* The ''VideoGame/SaintsRow'' series, because there are so many diversions from the main missions.
* The Russian FPS/RPG hybrids ''Xenus'' series (In America/Western Europe, the first game is known as ''Boiling Point: Road to Hell'' and the second ''White Gold: War in Paradise''), which feature a rather open Main Quest with different ways to progress plus lots of sidequests for different factions in a [[WideOpenSandbox large, open world.]]
* ''VideoGame/YumeNikki'' technically has player objectives and an ending, but you'd never know it unless you read a [[GuideDangIt walkthrough]]. Most of the gameplay simply involves aimlessly wandering around the protagonist's DreamWorld, and soaking in all the deliciously creepy atmosphere along the way.
* ''VideoGame/{{Terraria}}''. You spawn with some basic tools and a Guide who tells you what you can build with any materials you have on hand and gives you tips on how to survive in the long term. Otherwise, it's up to you. Later patches to the game focus on boss-hunting, which bumps this game down closer to Level 5.
* ''VideoGame/SecondLife''. It's not really even a game. You can design your own objects (even importing designs from sophisticated real world 3D design tools such as Blender and Maya) you can write scripts in an actual scripting language, you can even code your own Viewer for the world. The game's content is mostly generated by the players based on a real economy. But what really puts it at the extreme end of the spectrum is that you can build your own games and/or play games built by other "players." In fact, for the first 6 or 7 years, the only actual games to play were created by users. The only sandbox more extreme than this is ''OpenSim'' which is the open source code released by ''Second Life''[='=]s creators. Its doesn't even feature the Linden's regulations.
* ''VideoGame/BurnoutParadise'' and its 2012 SpiritualSuccessor ''VideoGame/NeedForSpeedMostWanted'' (both developed by Creator/CriterionGames) are among the most nonlinear racing games ever, with multiple cars to drive in to do several events strewn across their open and well-detailed cities (Paradise City and Fairhaven, respectively). They both have a means of progress (''Paradise''[='=]s licenses and the Most Wanted list in the ''[[VideoGame/NeedForSpeed NFS]]'' game), but they have several events and collectables that will make you almost forget about them, and they can be completed in any order you please. Their multiplayer modes stretch them even further by having challenges and other unique events thrown into the mix, without taking you away from their locales to put you in waiting lobbies.

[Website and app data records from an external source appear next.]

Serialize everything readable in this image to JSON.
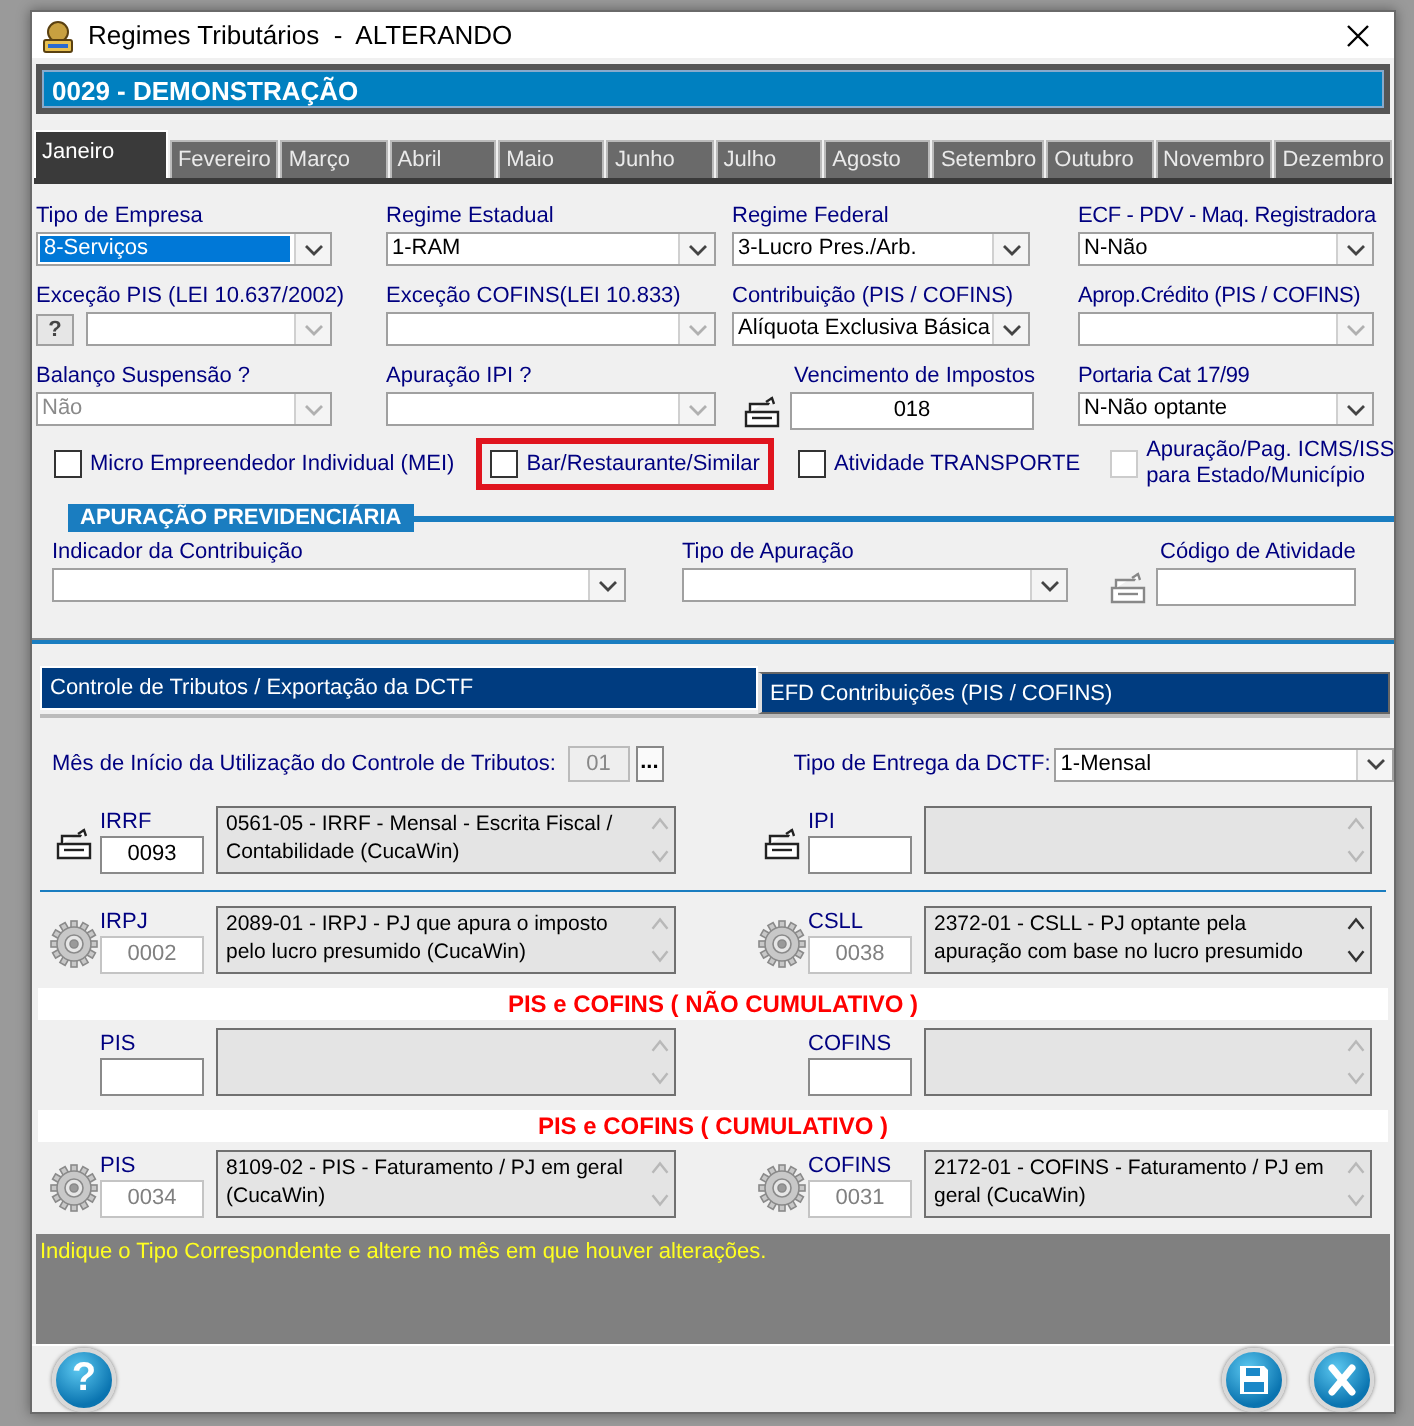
{
  "window": {
    "title": "Regimes Tributários  -  ALTERANDO"
  },
  "company": "0029 - DEMONSTRAÇÃO",
  "months": [
    {
      "label": "Janeiro",
      "selected": true
    },
    {
      "label": "Fevereiro",
      "selected": false
    },
    {
      "label": "Março",
      "selected": false
    },
    {
      "label": "Abril",
      "selected": false
    },
    {
      "label": "Maio",
      "selected": false
    },
    {
      "label": "Junho",
      "selected": false
    },
    {
      "label": "Julho",
      "selected": false
    },
    {
      "label": "Agosto",
      "selected": false
    },
    {
      "label": "Setembro",
      "selected": false
    },
    {
      "label": "Outubro",
      "selected": false
    },
    {
      "label": "Novembro",
      "selected": false
    },
    {
      "label": "Dezembro",
      "selected": false
    }
  ],
  "form_fields": [
    {
      "kind": "combo",
      "label": "Tipo de Empresa",
      "value": "8-Serviços",
      "disabled": false,
      "focused": true
    },
    {
      "kind": "combo",
      "label": "Regime Estadual",
      "value": "1-RAM",
      "disabled": false,
      "focused": false
    },
    {
      "kind": "combo",
      "label": "Regime Federal",
      "value": "3-Lucro Pres./Arb.",
      "disabled": false,
      "focused": false
    },
    {
      "kind": "combo",
      "label": "ECF - PDV - Maq. Registradora",
      "value": "N-Não",
      "disabled": false,
      "focused": false
    },
    {
      "kind": "help_combo",
      "label": "Exceção PIS (LEI 10.637/2002)",
      "button": "?",
      "disabled": true,
      "focused": false
    },
    {
      "kind": "combo",
      "label": "Exceção COFINS(LEI 10.833)",
      "disabled": true,
      "focused": false
    },
    {
      "kind": "combo",
      "label": "Contribuição (PIS / COFINS)",
      "value": "Alíquota Exclusiva Básica",
      "disabled": false,
      "focused": false
    },
    {
      "kind": "combo",
      "label": "Aprop.Crédito (PIS / COFINS)",
      "disabled": true,
      "focused": false
    },
    {
      "kind": "combo",
      "label": "Balanço Suspensão ?",
      "value": "Não",
      "disabled": true,
      "focused": false
    },
    {
      "kind": "combo",
      "label": "Apuração IPI ?",
      "disabled": true,
      "focused": false
    },
    {
      "kind": "icon_text",
      "label": "Vencimento de Impostos",
      "value": "018"
    },
    {
      "kind": "combo",
      "label": "Portaria Cat 17/99",
      "value": "N-Não optante",
      "disabled": false,
      "focused": false
    }
  ],
  "checkboxes": [
    {
      "label": "Micro Empreendedor Individual (MEI)",
      "checked": false,
      "disabled": false,
      "highlighted": false
    },
    {
      "label": "Bar/Restaurante/Similar",
      "checked": false,
      "disabled": false,
      "highlighted": true
    },
    {
      "label": "Atividade TRANSPORTE",
      "checked": false,
      "disabled": false,
      "highlighted": false
    },
    {
      "label": "Apuração/Pag. ICMS/ISS para Estado/Município",
      "checked": false,
      "disabled": true,
      "highlighted": false
    }
  ],
  "previdenciaria": {
    "title": "APURAÇÃO PREVIDENCIÁRIA",
    "fields": [
      {
        "kind": "combo",
        "label": "Indicador da Contribuição",
        "disabled": false,
        "focused": false
      },
      {
        "kind": "combo",
        "label": "Tipo de Apuração",
        "disabled": false,
        "focused": false
      },
      {
        "kind": "icon_text",
        "label": "Código de Atividade"
      }
    ]
  },
  "tabs": [
    {
      "label": "Controle de Tributos / Exportação da DCTF",
      "selected": true
    },
    {
      "label": "EFD Contribuições (PIS / COFINS)",
      "selected": false
    }
  ],
  "start_month": {
    "label": "Mês de Início da Utilização do Controle de Tributos:",
    "value": "01",
    "disabled": true,
    "button": "..."
  },
  "delivery_type": {
    "label": "Tipo de Entrega da DCTF:",
    "value": "1-Mensal",
    "disabled": false,
    "focused": false
  },
  "tax_groups": [
    {
      "entries": [
        {
          "label": "IRRF",
          "kind": "tray",
          "code": "0093",
          "description": "0561-05 - IRRF - Mensal - Escrita Fiscal / Contabilidade (CucaWin)",
          "disabled": false,
          "scrollable": false
        },
        {
          "label": "IPI",
          "kind": "tray",
          "disabled": false,
          "scrollable": false
        }
      ]
    },
    {
      "entries": [
        {
          "label": "IRPJ",
          "kind": "gear",
          "code": "0002",
          "description": "2089-01 - IRPJ - PJ que apura o imposto pelo lucro presumido (CucaWin)",
          "disabled": true,
          "scrollable": false
        },
        {
          "label": "CSLL",
          "kind": "gear",
          "code": "0038",
          "description": "2372-01 - CSLL - PJ optante pela apuração com base no lucro presumido",
          "disabled": true,
          "scrollable": true
        }
      ]
    },
    {
      "heading": "PIS e COFINS ( NÃO CUMULATIVO )",
      "entries": [
        {
          "label": "PIS",
          "kind": "plain",
          "disabled": false,
          "scrollable": false
        },
        {
          "label": "COFINS",
          "kind": "plain",
          "disabled": false,
          "scrollable": false
        }
      ]
    },
    {
      "heading": "PIS e COFINS ( CUMULATIVO )",
      "entries": [
        {
          "label": "PIS",
          "kind": "gear",
          "code": "0034",
          "description": "8109-02 - PIS - Faturamento / PJ em geral (CucaWin)",
          "disabled": true,
          "scrollable": false
        },
        {
          "label": "COFINS",
          "kind": "gear",
          "code": "0031",
          "description": "2172-01 - COFINS - Faturamento / PJ em geral (CucaWin)",
          "disabled": true,
          "scrollable": false
        }
      ]
    }
  ],
  "hint": "Indique o Tipo Correspondente e altere no mês em que houver alterações.",
  "footer": {
    "help": "?"
  }
}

* ''VideoGame/XenobladeChroniclesX'', in comparison to its [[VideoGame/XenobladeChronicles predecessor]], has a massive planet to explore. After Chapter 3, the game allows you to go anywhere you want, the main story won't even progress until you accept the corresponding "story mission". Once players obtain the ability to fly in their skells, the entire world opens up: no place is out of reach.